    I did use them where I used to work, but the small hospital where I now work does not have them. They are a useful adjunct to anesthesia, and do, if used properly, give you something concrete on which to gauge anesthetic administration. When they were available to me, I most often used them on cases where depth of anesthesia was important (neuro cases where you needed to wake the patient), monitoring brain activity in cases where stroke was a possibility (carotid endartarectomies under general anesthesia), and in cases with a high incidence of post-operative recall (open heart procedures).

    They should not be used to replace your own senses and judgement, however. Like any other monitor, you cannot allow the BIS monitor to capture your attention over actually watching the patient.

    Kevin McHugh
  5. by   yoga crna
    I don't need a monitor to tell me when the patient is moving, everyone in the operating room thinks it is their god-given duty to tell me. Of course I am being facetious, but in my practice a BIS monitor would not be very useful. I can see it being used in neurosurgery or spinal surgery, where depth of anesthesia is important to the surgical procedure.

    My senses are still the best monitors I have--my ears contantly attuned to the heart and breath sounds, my eyes watching the surgery and the patient's response to stimuli, my hands to feel the patient's skin and to hold their hand. My agent monitor was not working well today, so I even used my nose to smell the isoflurane in the circuit.

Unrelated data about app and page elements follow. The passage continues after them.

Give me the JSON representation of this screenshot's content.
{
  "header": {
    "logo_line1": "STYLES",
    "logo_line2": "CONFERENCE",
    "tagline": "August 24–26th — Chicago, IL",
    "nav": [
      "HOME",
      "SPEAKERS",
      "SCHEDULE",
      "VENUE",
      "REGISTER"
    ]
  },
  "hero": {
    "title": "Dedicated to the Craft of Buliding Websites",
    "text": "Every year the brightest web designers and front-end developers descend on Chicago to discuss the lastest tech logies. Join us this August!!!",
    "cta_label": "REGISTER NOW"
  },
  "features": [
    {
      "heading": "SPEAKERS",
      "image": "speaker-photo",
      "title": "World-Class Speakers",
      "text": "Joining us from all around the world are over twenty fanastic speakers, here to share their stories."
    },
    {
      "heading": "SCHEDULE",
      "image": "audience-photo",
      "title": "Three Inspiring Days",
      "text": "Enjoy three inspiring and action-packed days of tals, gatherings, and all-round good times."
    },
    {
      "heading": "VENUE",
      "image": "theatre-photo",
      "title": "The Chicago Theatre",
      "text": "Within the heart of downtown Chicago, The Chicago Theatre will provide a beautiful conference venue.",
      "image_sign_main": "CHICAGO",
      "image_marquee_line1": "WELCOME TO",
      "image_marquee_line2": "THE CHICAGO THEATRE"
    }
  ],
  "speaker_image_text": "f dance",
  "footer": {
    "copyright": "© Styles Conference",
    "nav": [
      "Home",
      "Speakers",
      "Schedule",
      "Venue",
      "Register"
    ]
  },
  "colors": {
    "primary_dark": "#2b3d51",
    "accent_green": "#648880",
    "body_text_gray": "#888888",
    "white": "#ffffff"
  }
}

That is something I rarely do, but the patient had a strange tachycardia and I wanted to make sure it wasn't from light anesthesia. The monitors are great, but I can do anesthesia without them.
  6. by   AmiK25
    We use BIS monitors in our ICU for patients who are paralyzed and sedated to help monitor their level of sedation. They are really useful in those cases, but we have also had problems with accuracy, particularly in patients whose foreheads are very edematous.
  7. by   CRNA, DNSc
    The representative informed us that there are new forehead strips for the BIS monitor that will decrease the artifact- this may improve the functioning of the BIS.
  8. by   Tiki_Torch
    My sister works at a 650 bed hospital which uses them and says that as long as they are working right, they are quite helpful in recognizing that a patient is sedated enough and may simply need more pain medication during surgery in response to increased heart rate or something like that. She is a PACU nurse so only knows about them in a limited way. In my humble opinion, when working with any machine it's prudent to be sure it's operating porperly and to use our brains and intuition at all times.
  9. by   SCHMEGGA
    From what I have seen the newer PSA monitors are better than the BIS monitors.